But professional photojournalists, and more recently videographers, have continued to make good livings at a craft that helps inform the rest of us about the world we live in. That craft has never been more vibrant, or more vital. But the ability to make a living at it is crumbling.
The pros who deal in breaking news have a problem: They can’t possibly compete in the mediasphere of the future. We’re entering a world of ubiquitous media creation and access. When the tools of creation and access are so profoundly democratized, many (if not most) of the pros will find themselves fighting a losing battle to save their careers.
Let’s do a little time travel. An old-fashioned movie camera captured the most famous pictures in the citizen-media genre: the assassination of President John F. Kennedy in Dallas, Texas on November 22, 1963. Abraham Zapruder, the man pointing the camera that day in Dealey Plaza, sold the film to Life Magazine for $150,000— over a million dollars in today’s currency.
In Dealey Plaza that day, one man happened to capture a motion picture—somewhat blurred but utterly gruesome nonetheless—of those terrible events. Zapruder’s work, by any standard we can imagine, was an act of citizen journalism, even though the term did not exist back then.
Now note what media tools people carry around with them routinely today—or, better yet, what they’ll have a decade from now. And then transport yourself, and those tools, back to 1963.
Dozens or hundreds of people in Dealey Plaza would have been capturing high-definition videos of the assassination, most likely via their camera-equipped mobile phones as well as single-purpose digital cameras and video recorders. They’d have been capturing those images from multiple perspectives. And—this is key—all of those devices would have been attached to digital networks.
If the soon-to-be-ubiquitous technology had been in use back in 1963, several things are clear. One is that videos of this event would have been posted online almost instantly. Professional news organizations, which would also have had their own videos, would have been competing with a blizzard of other material almost from the start—and given traditional media’s usually appropriate reluctance to broadcast the most gruesome images (e.g., the beheading of the American businessman Nick Berg in Iraq), the online accounts might well have been a primary source.
And think about this: We’d also soon have a three-dimensional hologram of the event, given the number of cameras capturing it from various angles. Which means we’d probably know for sure whether someone was shooting at the president from that famous grassy knoll. In the future, government commissions will still issue official reports, but the documents will be created with much more input from citizens, who, because of digital media tools, are playing increasingly direct roles in governance as well as elections. The prospect of actually making policy, or at least having an impact on it, can offer a serious incentive to be a citizen journalist.
Another famous picture of our times is the single image that we will most remember from the July 2005 bombings in London.
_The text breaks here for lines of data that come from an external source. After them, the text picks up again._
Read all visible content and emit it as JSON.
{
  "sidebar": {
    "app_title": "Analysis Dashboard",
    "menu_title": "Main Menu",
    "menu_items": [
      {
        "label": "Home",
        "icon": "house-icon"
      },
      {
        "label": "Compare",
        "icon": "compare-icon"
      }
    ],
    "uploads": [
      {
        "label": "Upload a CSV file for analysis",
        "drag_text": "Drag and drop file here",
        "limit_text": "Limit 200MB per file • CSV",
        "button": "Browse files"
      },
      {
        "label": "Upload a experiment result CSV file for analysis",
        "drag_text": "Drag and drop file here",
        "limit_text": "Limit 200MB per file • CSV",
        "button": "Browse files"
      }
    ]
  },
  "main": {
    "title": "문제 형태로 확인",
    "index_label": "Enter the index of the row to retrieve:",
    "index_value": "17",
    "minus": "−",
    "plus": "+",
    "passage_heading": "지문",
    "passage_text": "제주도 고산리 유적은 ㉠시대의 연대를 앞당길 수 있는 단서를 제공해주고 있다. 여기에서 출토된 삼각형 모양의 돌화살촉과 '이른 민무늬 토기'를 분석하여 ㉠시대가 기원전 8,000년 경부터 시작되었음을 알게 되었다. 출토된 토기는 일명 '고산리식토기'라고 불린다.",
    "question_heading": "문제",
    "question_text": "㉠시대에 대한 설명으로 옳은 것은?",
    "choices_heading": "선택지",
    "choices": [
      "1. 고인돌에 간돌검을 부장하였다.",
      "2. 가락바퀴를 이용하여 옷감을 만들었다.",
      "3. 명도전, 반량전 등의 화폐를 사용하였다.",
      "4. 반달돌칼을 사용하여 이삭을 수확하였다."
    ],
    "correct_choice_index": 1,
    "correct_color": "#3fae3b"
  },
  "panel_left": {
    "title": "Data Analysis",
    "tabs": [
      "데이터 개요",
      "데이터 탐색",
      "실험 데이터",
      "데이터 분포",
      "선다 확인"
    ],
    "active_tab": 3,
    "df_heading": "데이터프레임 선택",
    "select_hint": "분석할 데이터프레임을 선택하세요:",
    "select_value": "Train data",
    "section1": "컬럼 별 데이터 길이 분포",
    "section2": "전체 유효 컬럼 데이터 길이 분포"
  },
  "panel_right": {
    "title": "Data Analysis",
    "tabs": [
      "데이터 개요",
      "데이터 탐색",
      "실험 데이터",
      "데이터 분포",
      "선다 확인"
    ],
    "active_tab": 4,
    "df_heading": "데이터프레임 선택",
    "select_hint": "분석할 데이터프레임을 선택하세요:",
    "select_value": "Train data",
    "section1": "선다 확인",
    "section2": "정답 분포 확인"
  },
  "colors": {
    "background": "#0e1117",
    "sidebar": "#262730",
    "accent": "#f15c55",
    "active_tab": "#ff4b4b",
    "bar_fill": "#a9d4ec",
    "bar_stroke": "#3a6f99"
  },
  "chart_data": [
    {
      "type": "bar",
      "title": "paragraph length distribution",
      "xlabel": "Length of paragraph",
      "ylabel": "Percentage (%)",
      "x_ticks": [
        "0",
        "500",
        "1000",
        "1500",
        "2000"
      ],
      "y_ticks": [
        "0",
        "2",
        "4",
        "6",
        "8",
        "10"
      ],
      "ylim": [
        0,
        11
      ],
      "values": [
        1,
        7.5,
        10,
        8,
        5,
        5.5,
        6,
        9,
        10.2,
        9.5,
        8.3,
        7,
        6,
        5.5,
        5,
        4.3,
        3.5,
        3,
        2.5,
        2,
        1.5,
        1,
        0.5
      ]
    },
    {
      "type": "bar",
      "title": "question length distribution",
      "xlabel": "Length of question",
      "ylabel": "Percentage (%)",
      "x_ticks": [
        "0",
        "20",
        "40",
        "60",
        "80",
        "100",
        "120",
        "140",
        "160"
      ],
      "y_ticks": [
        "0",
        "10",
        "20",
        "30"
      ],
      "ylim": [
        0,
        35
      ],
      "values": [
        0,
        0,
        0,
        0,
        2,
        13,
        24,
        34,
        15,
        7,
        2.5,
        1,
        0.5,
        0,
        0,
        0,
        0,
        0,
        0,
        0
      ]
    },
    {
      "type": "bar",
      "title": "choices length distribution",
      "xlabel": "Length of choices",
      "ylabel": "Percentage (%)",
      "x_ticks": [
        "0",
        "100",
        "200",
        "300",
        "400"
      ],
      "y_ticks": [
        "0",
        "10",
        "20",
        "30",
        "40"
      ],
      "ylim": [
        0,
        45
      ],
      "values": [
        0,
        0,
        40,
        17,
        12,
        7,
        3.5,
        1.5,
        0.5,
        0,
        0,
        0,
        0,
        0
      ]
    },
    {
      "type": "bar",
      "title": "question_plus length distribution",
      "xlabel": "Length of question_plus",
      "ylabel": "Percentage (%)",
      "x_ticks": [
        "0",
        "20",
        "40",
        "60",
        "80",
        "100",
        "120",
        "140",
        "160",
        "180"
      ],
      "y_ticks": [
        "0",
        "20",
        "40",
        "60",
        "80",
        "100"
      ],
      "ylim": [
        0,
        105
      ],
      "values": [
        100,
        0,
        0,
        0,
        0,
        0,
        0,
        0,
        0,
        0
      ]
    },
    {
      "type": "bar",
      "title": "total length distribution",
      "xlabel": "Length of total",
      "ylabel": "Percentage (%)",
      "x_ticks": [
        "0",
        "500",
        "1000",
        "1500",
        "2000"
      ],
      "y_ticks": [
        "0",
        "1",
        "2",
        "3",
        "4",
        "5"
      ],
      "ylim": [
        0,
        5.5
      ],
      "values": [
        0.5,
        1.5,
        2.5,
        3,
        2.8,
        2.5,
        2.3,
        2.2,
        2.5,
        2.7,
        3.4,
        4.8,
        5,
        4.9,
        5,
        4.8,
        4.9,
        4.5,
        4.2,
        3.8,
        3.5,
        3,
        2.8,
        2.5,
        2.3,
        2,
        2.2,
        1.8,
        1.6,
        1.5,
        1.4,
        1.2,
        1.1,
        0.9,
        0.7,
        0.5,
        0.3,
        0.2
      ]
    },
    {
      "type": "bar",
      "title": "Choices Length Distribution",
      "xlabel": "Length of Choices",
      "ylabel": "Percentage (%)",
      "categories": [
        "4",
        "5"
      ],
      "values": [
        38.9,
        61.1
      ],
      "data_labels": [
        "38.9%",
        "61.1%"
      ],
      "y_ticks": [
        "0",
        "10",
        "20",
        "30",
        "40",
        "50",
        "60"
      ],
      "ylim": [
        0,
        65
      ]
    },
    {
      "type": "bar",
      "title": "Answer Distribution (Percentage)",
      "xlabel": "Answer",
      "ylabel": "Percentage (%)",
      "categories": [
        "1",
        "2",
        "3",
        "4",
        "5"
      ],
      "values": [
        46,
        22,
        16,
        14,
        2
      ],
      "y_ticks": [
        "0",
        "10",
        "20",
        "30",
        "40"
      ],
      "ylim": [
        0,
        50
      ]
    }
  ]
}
It was taken by Adam Stacey inside the Underground (London’s subway), as he and others escaped from a smoky train immediately after one of the bombs exploded.
The production values of the image were hardly professional, but that didn’t matter. What did matter was the utter authenticity of the image, made so by the fact that the man was there at the right time with the right media-creation gear.
In a world of ubiquitous media tools, which is almost here, someone will be on the spot at every significant event. It might well be you, and you should be prepared for the moment when you are in that position, which I’ll discuss in the next section.
How can people who cover breaking news for a living begin to compete? They can’t possibly be everywhere at once. They can compete only on the stories where they are physically present—and, in the immediate future, by being relatively trusted sources. But the fact remains that there are far more newsworthy situations than pro photographers. In the past, most of those situations were never captured. This is no longer the case.
Is it so sad that the professionals will have more trouble making a living this way in coming years? To them, it must be—and I have friends in the business, which makes this painful to write in some ways. To the rest of us, as long as we get the trustworthy news we need, the trend is more positive.
Remember, there was once a fairly healthy community of portrait painters. When photography came along, a lot of them had to find other work, or at least their ranks were not refilled when they retired. Professional portrait photographers, similarly, are less in demand today than they were a generation ago. But portraits have survived—and thrived.
The photojournalist’s job may be history before long. But photojournalism has never been more important, or more widespread. You can be a part of it, and I hope you will.